  • Guido of Arezzo
    Guido of Arezzo
    Guido of Arezzo or Guido Aretinus or Guido da Arezzo or Guido Monaco or Guido d'Arezzo was a music theorist of the Medieval era...

  • Liutprand of Cremona
    Liutprand of Cremona
    Liutprand, also Liudprand, Liuprand, Lioutio, Liucius, Liuzo, and Lioutsios was a Lombard historian and author, and Bishop of Cremona....

    , author of Historia Ottonis ("The Deeds of Otto")
  • Bruno I, Archbishop of Cologne
    Bruno I, Archbishop of Cologne
    Bruno the Great was Archbishop of Cologne, Germany, from 953 until his death, and Duke of Lotharingia from 954. He was the brother of Otto I, king of Germany and later Holy Roman Emperor....

  • Widukind of Corvey
    Widukind of Corvey
    Widukind of Corvey was a Saxon historical chronicler, named after the Saxon duke and national hero Widukind who had battled Charlemagne. Widukind the chronicler was born in 925 and died after 973 at the Benedictine abbey of Corvey in East Westphalia...

    , author of Res gestae Saxonicae
    Res gestae saxonicae sive annalium libri tres
    The three-volume Res gestae saxonicae sive annalium libri tres is a chronicle of 10th century Germany written by Widukind of Corvey...

    ("The Deeds of the Saxons")
  • Adelaide, Abbess of Vilich
    Adelaide, Abbess of Vilich
    Adelaide, Abbess of Villich was a daughter of Megingoz des Brunharingen, Count of Guelders , and Gerberga of Metzgau, a granddaughter of Charles the Simple, king of the West Franks....

  • Egbert, Archbishop of Trier
    Egbert, Archbishop of Trier
    Egbert was the Archbishop of Trier from 977 until his death.Egbert was a son of Dirk II, Count of Holland. After being trained in the abbey of Egmond and the court of Bruno I, Archbishop of Cologne, he became the chancellor of Otto II in 976. The following year he was appointed to the archdiocese...


See also

  • Ottonian dynasty
  • Ottonian art
    Ottonian art
    In pre-romanesque Germany, the prevailing style was what has come to be known as Ottonian art. With Ottonian architecture, it is a key component of the Ottonian Renaissance named for the emperors Otto I, Otto II, and Otto III...

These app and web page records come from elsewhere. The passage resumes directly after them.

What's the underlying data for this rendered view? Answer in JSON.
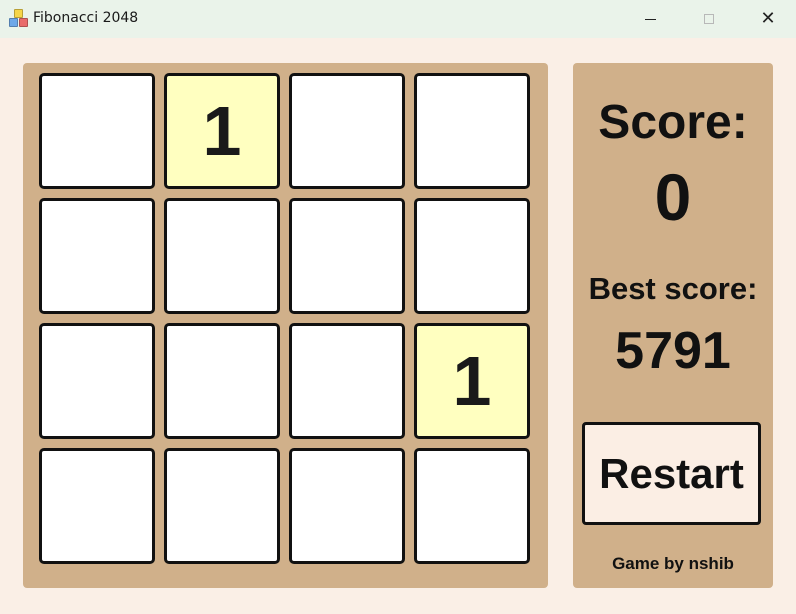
{
  "window": {
    "title": "Fibonacci 2048",
    "minimize_glyph": "",
    "maximize_glyph": "",
    "close_glyph": "✕"
  },
  "board": {
    "rows": [
      [
        "",
        "1",
        "",
        ""
      ],
      [
        "",
        "",
        "",
        ""
      ],
      [
        "",
        "",
        "",
        "1"
      ],
      [
        "",
        "",
        "",
        ""
      ]
    ],
    "filled_tile_color": "#ffffc0",
    "empty_tile_color": "#ffffff"
  },
  "panel": {
    "score_label": "Score:",
    "score_value": "0",
    "best_label": "Best score:",
    "best_value": "5791",
    "restart_label": "Restart",
    "credit": "Game by nshib"
  },
  "colors": {
    "board_bg": "#d0b08a",
    "page_bg": "#faefe6",
    "titlebar_bg": "#eaf3ea"
  }
}
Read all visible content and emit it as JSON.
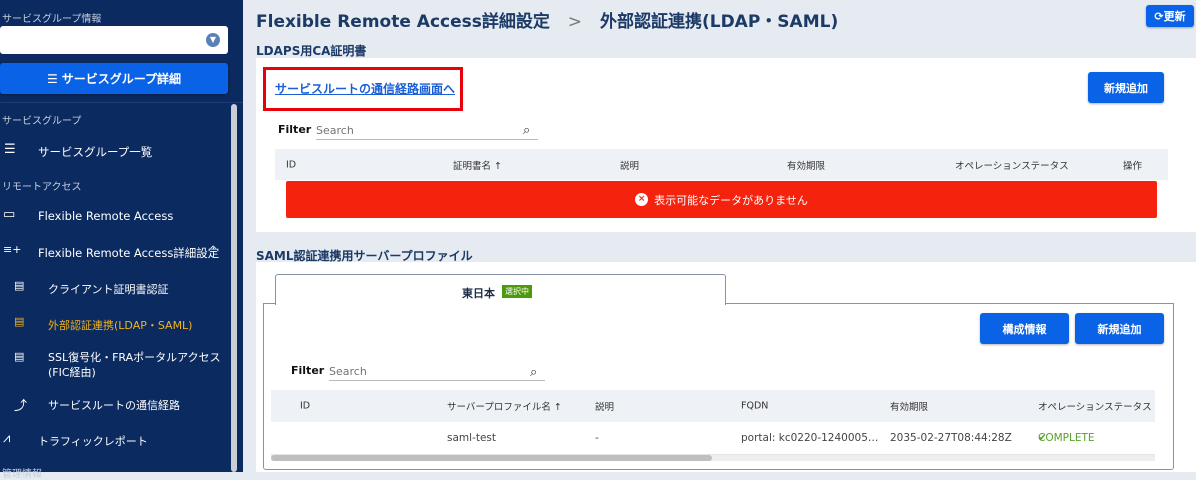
{
  "sidebar": {
    "service_group_info_label": "サービスグループ情報",
    "select_value": "",
    "detail_button": "サービスグループ詳細",
    "section_service_group": "サービスグループ",
    "section_remote_access": "リモートアクセス",
    "section_management": "管理情報",
    "items": [
      {
        "label": "サービスグループ一覧",
        "icon": "list-icon"
      },
      {
        "label": "Flexible Remote Access",
        "icon": "laptop-icon"
      },
      {
        "label": "Flexible Remote Access詳細設定",
        "icon": "playlist-add-icon"
      },
      {
        "label": "クライアント証明書認証",
        "icon": "certificate-icon"
      },
      {
        "label": "外部認証連携(LDAP・SAML)",
        "icon": "certificate-icon",
        "active": true
      },
      {
        "label": "SSL復号化・FRAポータルアクセス",
        "label2": "(FIC経由)",
        "icon": "certificate-icon"
      },
      {
        "label": "サービスルートの通信経路",
        "icon": "route-icon"
      },
      {
        "label": "トラフィックレポート",
        "icon": "chart-icon"
      }
    ]
  },
  "header": {
    "breadcrumb_parent": "Flexible Remote Access詳細設定",
    "separator": ">",
    "breadcrumb_current": "外部認証連携(LDAP・SAML)",
    "refresh_button": "更新"
  },
  "ldaps": {
    "section_title": "LDAPS用CA証明書",
    "link": "サービスルートの通信経路画面へ",
    "add_button": "新規追加",
    "filter_label": "Filter",
    "search_placeholder": "Search",
    "columns": [
      "ID",
      "証明書名 ↑",
      "説明",
      "有効期限",
      "オペレーションステータス",
      "操作"
    ],
    "empty_message": "表示可能なデータがありません"
  },
  "saml": {
    "section_title": "SAML認証連携用サーバープロファイル",
    "tab_label": "東日本",
    "tab_badge": "選択中",
    "config_button": "構成情報",
    "add_button": "新規追加",
    "filter_label": "Filter",
    "search_placeholder": "Search",
    "columns": [
      "ID",
      "サーバープロファイル名 ↑",
      "説明",
      "FQDN",
      "有効期限",
      "オペレーションステータス"
    ],
    "rows": [
      {
        "id": "",
        "name": "saml-test",
        "description": "-",
        "fqdn": "portal: kc0220-1240005…",
        "expiry": "2035-02-27T08:44:28Z",
        "status": "COMPLETE"
      }
    ]
  },
  "colors": {
    "sidebar": "#0b2a5f",
    "primary": "#0a62e6",
    "error": "#f5230e",
    "active": "#f2b21b",
    "success": "#5aa02c"
  }
}
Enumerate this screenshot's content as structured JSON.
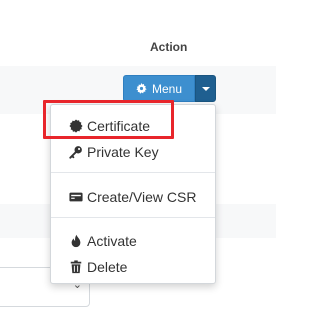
{
  "table": {
    "header": {
      "action_label": "Action"
    }
  },
  "action_menu": {
    "button_label": "Menu",
    "button_icon": "gear-icon",
    "toggle_icon": "caret-down-icon",
    "button_color": "#3d8fcf",
    "toggle_color": "#1f5f90",
    "items": [
      {
        "label": "Certificate",
        "icon": "certificate-icon"
      },
      {
        "label": "Private Key",
        "icon": "key-icon"
      },
      {
        "label": "Create/View CSR",
        "icon": "card-icon"
      },
      {
        "label": "Activate",
        "icon": "fire-icon"
      },
      {
        "label": "Delete",
        "icon": "trash-icon"
      }
    ],
    "highlighted_item": "Certificate",
    "highlight_color": "#e8252b"
  }
}
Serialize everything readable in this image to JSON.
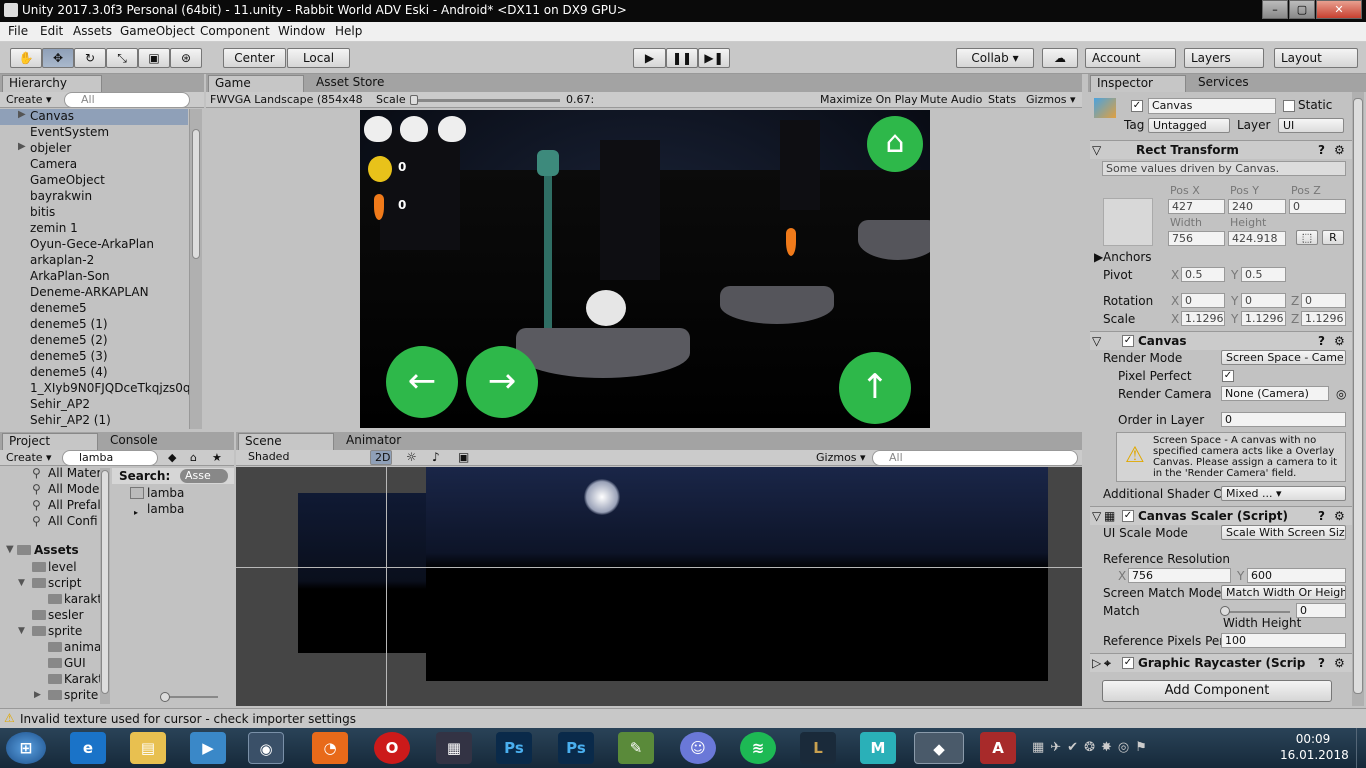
{
  "window": {
    "title": "Unity 2017.3.0f3 Personal (64bit) - 11.unity - Rabbit World ADV Eski - Android* <DX11 on DX9 GPU>"
  },
  "menu": [
    "File",
    "Edit",
    "Assets",
    "GameObject",
    "Component",
    "Window",
    "Help"
  ],
  "toolbar": {
    "center": "Center",
    "local": "Local",
    "collab": "Collab ▾",
    "account": "Account",
    "layers": "Layers",
    "layout": "Layout"
  },
  "hierarchy": {
    "tab": "Hierarchy",
    "create": "Create ▾",
    "search_placeholder": "All",
    "items": [
      "Canvas",
      "EventSystem",
      "objeler",
      "Camera",
      "GameObject",
      "bayrakwin",
      "bitis",
      "zemin 1",
      "Oyun-Gece-ArkaPlan",
      "arkaplan-2",
      "ArkaPlan-Son",
      "Deneme-ARKAPLAN",
      "deneme5",
      "deneme5 (1)",
      "deneme5 (2)",
      "deneme5 (3)",
      "deneme5 (4)",
      "1_XIyb9N0FJQDceTkqjzs0q",
      "Sehir_AP2",
      "Sehir_AP2 (1)"
    ]
  },
  "game": {
    "tab_game": "Game",
    "tab_store": "Asset Store",
    "resolution": "FWVGA Landscape (854x48",
    "scale_label": "Scale",
    "scale_value": "0.67:",
    "buttons": [
      "Maximize On Play",
      "Mute Audio",
      "Stats",
      "Gizmos ▾"
    ],
    "coin_count": "0",
    "carrot_count": "0"
  },
  "project": {
    "tab_project": "Project",
    "tab_console": "Console",
    "create": "Create ▾",
    "search": "lamba",
    "favorites": [
      "All Mater",
      "All Model",
      "All Prefal",
      "All Confi"
    ],
    "assets_label": "Assets",
    "tree": [
      "level",
      "script",
      "karakt",
      "sesler",
      "sprite",
      "anima",
      "GUI",
      "Karakt",
      "sprite"
    ],
    "search_label": "Search:",
    "search_scope": "Asse",
    "results": [
      "lamba",
      "lamba"
    ]
  },
  "scene": {
    "tab_scene": "Scene",
    "tab_animator": "Animator",
    "shading": "Shaded",
    "mode_2d": "2D",
    "gizmos": "Gizmos ▾",
    "search_placeholder": "All"
  },
  "inspector": {
    "tab": "Inspector",
    "tab2": "Services",
    "object_name": "Canvas",
    "static": "Static",
    "tag_label": "Tag",
    "tag": "Untagged",
    "layer_label": "Layer",
    "layer": "UI",
    "rect": {
      "title": "Rect Transform",
      "note": "Some values driven by Canvas.",
      "pos_x_label": "Pos X",
      "pos_y_label": "Pos Y",
      "pos_z_label": "Pos Z",
      "pos_x": "427",
      "pos_y": "240",
      "pos_z": "0",
      "width_label": "Width",
      "height_label": "Height",
      "width": "756",
      "height": "424.918",
      "r": "R",
      "anchors": "Anchors",
      "pivot": "Pivot",
      "pivot_x": "0.5",
      "pivot_y": "0.5",
      "rotation": "Rotation",
      "rot_x": "0",
      "rot_y": "0",
      "rot_z": "0",
      "scale": "Scale",
      "scale_x": "1.1296",
      "scale_y": "1.1296",
      "scale_z": "1.1296"
    },
    "canvas": {
      "title": "Canvas",
      "render_mode_label": "Render Mode",
      "render_mode": "Screen Space - Came ▾",
      "pixel_perfect": "Pixel Perfect",
      "render_camera_label": "Render Camera",
      "render_camera": "None (Camera)",
      "order_label": "Order in Layer",
      "order": "0",
      "warning": "Screen Space - A canvas with no specified camera acts like a Overlay Canvas. Please assign a camera to it in the 'Render Camera' field.",
      "shader_label": "Additional Shader Cl",
      "shader": "Mixed ... ▾"
    },
    "scaler": {
      "title": "Canvas Scaler (Script)",
      "ui_scale_label": "UI Scale Mode",
      "ui_scale": "Scale With Screen Siz ▾",
      "ref_res_label": "Reference Resolution",
      "ref_x": "756",
      "ref_y": "600",
      "match_mode_label": "Screen Match Mode",
      "match_mode": "Match Width Or Heigh ▾",
      "match_label": "Match",
      "match": "0",
      "match_caption": "Width Height",
      "ppu_label": "Reference Pixels Per",
      "ppu": "100"
    },
    "raycaster": {
      "title": "Graphic Raycaster (Scrip"
    },
    "add_component": "Add Component"
  },
  "status": {
    "message": "Invalid texture used for cursor - check importer settings"
  },
  "taskbar": {
    "time": "00:09",
    "date": "16.01.2018"
  },
  "colors": {
    "game_green": "#2eb84a",
    "title_bar": "#0a0a0a",
    "accent_select": "#8fa0b8"
  }
}
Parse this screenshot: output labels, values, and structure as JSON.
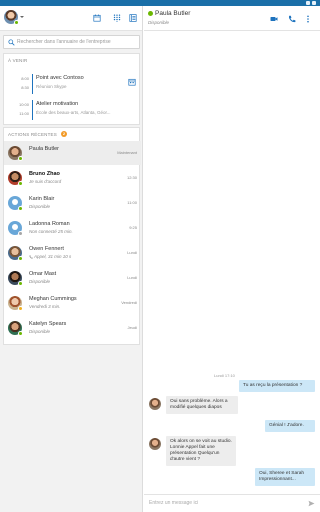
{
  "status_bar": {
    "time": ""
  },
  "me": {
    "status_color": "#6bb700"
  },
  "header_icons": [
    "calendar-icon",
    "dialpad-icon",
    "contacts-icon"
  ],
  "search": {
    "placeholder": "Rechercher dans l'annuaire de l'entreprise"
  },
  "upcoming": {
    "title": "À VENIR",
    "meetings": [
      {
        "start": "8:00",
        "end": "8:30",
        "title": "Point avec Contoso",
        "subtitle": "Réunion Skype"
      },
      {
        "start": "10:00",
        "end": "11:00",
        "title": "Atelier motivation",
        "subtitle": "École des beaux-arts, Atlanta, Géor..."
      }
    ]
  },
  "recent": {
    "title": "ACTIONS RÉCENTES",
    "badge": "2",
    "contacts": [
      {
        "name": "Paula Butler",
        "sub": "",
        "time": "Maintenant",
        "status": "#6bb700",
        "selected": true,
        "bold": false
      },
      {
        "name": "Bruno Zhao",
        "sub": "Je suis d'accord",
        "time": "12:30",
        "status": "#6bb700",
        "selected": false,
        "bold": true
      },
      {
        "name": "Karin Blair",
        "sub": "Disponible",
        "time": "11:00",
        "status": "#6bb700",
        "selected": false,
        "bold": false
      },
      {
        "name": "Ladonna Roman",
        "sub": "Non connecté 25 min.",
        "time": "9:25",
        "status": "#a6a6a6",
        "selected": false,
        "bold": false
      },
      {
        "name": "Owen Fennert",
        "sub": "Appel, 31 min 10 s",
        "time": "Lundi",
        "status": "#6bb700",
        "selected": false,
        "bold": false
      },
      {
        "name": "Omar Mast",
        "sub": "Disponible",
        "time": "Lundi",
        "status": "#6bb700",
        "selected": false,
        "bold": false
      },
      {
        "name": "Meghan Cummings",
        "sub": "Vendredi 3 min.",
        "time": "Vendredi",
        "status": "#f2b01e",
        "selected": false,
        "bold": false
      },
      {
        "name": "Katelyn Spears",
        "sub": "Disponible",
        "time": "Jeudi",
        "status": "#6bb700",
        "selected": false,
        "bold": false
      }
    ]
  },
  "conversation": {
    "contact_name": "Paula Butler",
    "contact_status": "Disponible",
    "day": "Lundi 17:10",
    "messages": [
      {
        "dir": "out",
        "text": "Tu as reçu la présentation ?"
      },
      {
        "dir": "in",
        "text": "Oui sans problème. Alors a modifié quelques diapos"
      },
      {
        "dir": "out",
        "text": "Génial ! J'adore."
      },
      {
        "dir": "in",
        "text": "Ok alors on se voit au studio. Lonnie Appel fait une présentation Quelqu'un d'autre vient ?"
      },
      {
        "dir": "out",
        "text": "Oui, Sheree et Sarah Impressionnant..."
      }
    ],
    "compose_placeholder": "Entrez un message ici"
  },
  "colors": {
    "accent": "#1e73be",
    "statusbar": "#1a6fa8",
    "bubble_out": "#cce7f7",
    "bubble_in": "#ededed"
  }
}
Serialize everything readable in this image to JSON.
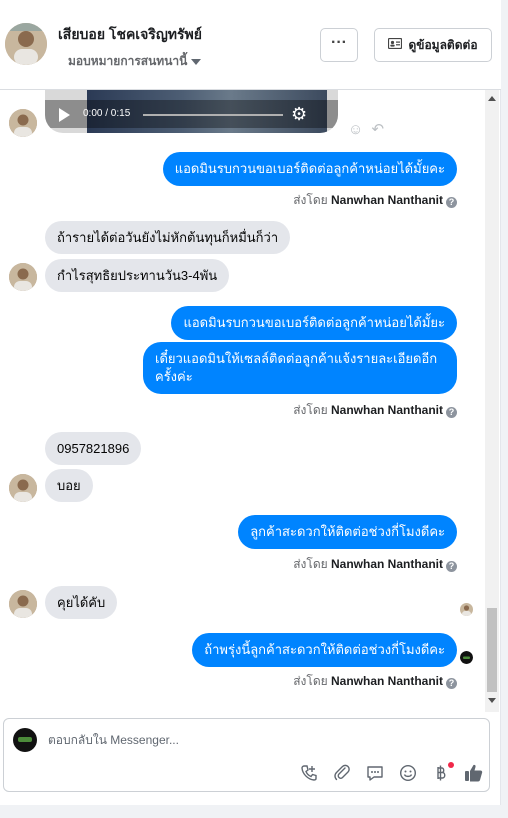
{
  "header": {
    "name": "เสียบอย โชคเจริญทรัพย์",
    "subtitle": "มอบหมายการสนทนานี้",
    "more_label": "···",
    "info_label": "ดูข้อมูลติดต่อ"
  },
  "video": {
    "time": "0:00 / 0:15"
  },
  "messages": {
    "out1": "แอดมินรบกวนขอเบอร์ติดต่อลูกค้าหน่อยได้มั้ยคะ",
    "in1": "ถ้ารายได้ต่อวันยังไม่หักต้นทุนก็หมื่นก็ว่า",
    "in2": "กำไรสุทธิยประทานวัน3-4พัน",
    "out2": "แอดมินรบกวนขอเบอร์ติดต่อลูกค้าหน่อยได้มั้ยะ",
    "out3_line1": "เดี๋ยวแอดมินให้เซลล์ติดต่อลูกค้าแจ้งรายละเอียดอีก",
    "out3_line2": "ครั้งค่ะ",
    "in3": "0957821896",
    "in4": "บอย",
    "out4": "ลูกค้าสะดวกให้ติดต่อช่วงกี่โมงดีคะ",
    "in5": "คุยได้คับ",
    "out5": "ถ้าพรุ่งนี้ลูกค้าสะดวกให้ติดต่อช่วงกี่โมงดีคะ"
  },
  "sent_by": {
    "prefix": "ส่งโดย",
    "agent": "Nanwhan Nanthanit"
  },
  "composer": {
    "placeholder": "ตอบกลับใน Messenger..."
  },
  "colors": {
    "outgoing_bubble": "#0084ff",
    "incoming_bubble": "#e4e6eb",
    "badge": "#f02849"
  }
}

     (Pre-Romanesque art
    Pre-Romanesque art
    Pre-Romanesque art and architecture is the period in Western European art from either the emergence of the Merovingian kingdom in about 500 or from the Carolingian Renaissance in the late 8th century, to the beginning of the 11th century Romanesque period...

    )
  • Ottonian architecture
    Ottonian architecture
    Ottonian Architecture is an architectural style which evolved during the reign of Emperor Otto the Great . The style was found in Germany and lasted from the mid 10th century until the mid 11th century....